  • While sharing the model’s weights is illegal since they’re based on Meta’s LLaMA leak, all other replication resources (data, code) were provided.

  • Alpaca launched a wave of open-source AI projects that use fine-tuning with ChatGPT’s outputs, including GPT4all and Vicuna (a more powerful model than Alpaca).

In March 2023, released the OpenChatKit chatbot, with access to its code, model weights, and training dataset. OpenChatKit is based on EleutherAI’s GPT-NeoX and has been fine-tuned using LAION’s OIG-43M conversational dataset, along with OIG-moderation.

Tsinghua University

In March 2023, Tsinghua University released ChatGLM-6B, a language mode proficient in English and Chinese, and specifically optimized for Chinese Q&A and dialogue. However, its performance in English is comparatively weaker. The model was refined using instruction fine-tuning and human feedback reinforcement learning (RLHF) techniques. Stanford University’s Center for Research on Foundation Models mentioned GLM-130B (Tsinghua University’s less advanced predecessor) as the sole model from Asia in their report (p. 55) evaluating 30 language models. You can try the demo here.


The open-source AI community could be both the hero and the villain in the AGI story. Each day while writing this post, a new project popped up that had to be included. It’s time to take a step back and ask ourselves: are we unwittingly speeding toward the very catastrophe we aim to prevent? The key may lie in pausing, reflecting, and reassessing our objectives.
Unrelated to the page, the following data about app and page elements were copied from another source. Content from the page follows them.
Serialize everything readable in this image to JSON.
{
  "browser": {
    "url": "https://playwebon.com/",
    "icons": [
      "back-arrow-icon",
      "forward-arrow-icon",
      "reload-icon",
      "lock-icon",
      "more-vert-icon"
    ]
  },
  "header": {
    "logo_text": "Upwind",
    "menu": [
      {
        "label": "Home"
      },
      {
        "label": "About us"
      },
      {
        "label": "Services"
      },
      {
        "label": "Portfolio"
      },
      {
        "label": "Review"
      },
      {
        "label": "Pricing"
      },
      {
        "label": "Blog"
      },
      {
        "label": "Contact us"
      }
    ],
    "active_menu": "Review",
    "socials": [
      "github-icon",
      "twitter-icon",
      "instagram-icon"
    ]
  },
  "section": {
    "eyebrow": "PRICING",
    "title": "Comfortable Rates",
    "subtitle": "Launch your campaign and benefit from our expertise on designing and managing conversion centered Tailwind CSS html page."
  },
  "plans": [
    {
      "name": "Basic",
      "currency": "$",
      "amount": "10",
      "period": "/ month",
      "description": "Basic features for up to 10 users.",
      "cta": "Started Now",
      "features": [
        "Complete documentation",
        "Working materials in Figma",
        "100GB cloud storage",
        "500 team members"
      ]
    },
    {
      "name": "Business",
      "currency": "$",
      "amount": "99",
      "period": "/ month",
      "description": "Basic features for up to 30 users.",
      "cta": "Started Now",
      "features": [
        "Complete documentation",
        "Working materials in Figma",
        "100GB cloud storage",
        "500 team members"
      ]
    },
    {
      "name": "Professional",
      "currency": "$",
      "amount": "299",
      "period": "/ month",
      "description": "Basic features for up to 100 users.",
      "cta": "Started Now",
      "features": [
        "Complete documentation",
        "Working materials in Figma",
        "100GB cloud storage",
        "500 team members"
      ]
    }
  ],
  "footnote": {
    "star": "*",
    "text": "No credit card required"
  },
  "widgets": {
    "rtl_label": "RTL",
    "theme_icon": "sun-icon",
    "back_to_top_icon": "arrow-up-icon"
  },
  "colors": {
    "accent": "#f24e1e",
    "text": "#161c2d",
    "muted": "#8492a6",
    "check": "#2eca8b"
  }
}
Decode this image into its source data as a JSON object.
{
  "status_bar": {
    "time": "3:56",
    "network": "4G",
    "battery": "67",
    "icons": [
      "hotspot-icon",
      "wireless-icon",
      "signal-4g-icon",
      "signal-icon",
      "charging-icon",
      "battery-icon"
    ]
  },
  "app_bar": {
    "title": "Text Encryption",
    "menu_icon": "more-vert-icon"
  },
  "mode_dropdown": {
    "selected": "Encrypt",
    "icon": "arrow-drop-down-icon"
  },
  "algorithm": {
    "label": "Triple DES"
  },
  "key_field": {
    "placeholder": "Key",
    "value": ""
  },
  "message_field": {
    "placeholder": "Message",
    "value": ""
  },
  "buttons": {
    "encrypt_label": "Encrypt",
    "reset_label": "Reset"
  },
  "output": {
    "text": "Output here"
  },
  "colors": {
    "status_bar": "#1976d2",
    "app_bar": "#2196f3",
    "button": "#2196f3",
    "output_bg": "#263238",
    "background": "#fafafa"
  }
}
By bridging the divide between AI development and AI safety, we can harness open-source AI, democratize technology, and cultivate a future where AGI serves the greater good.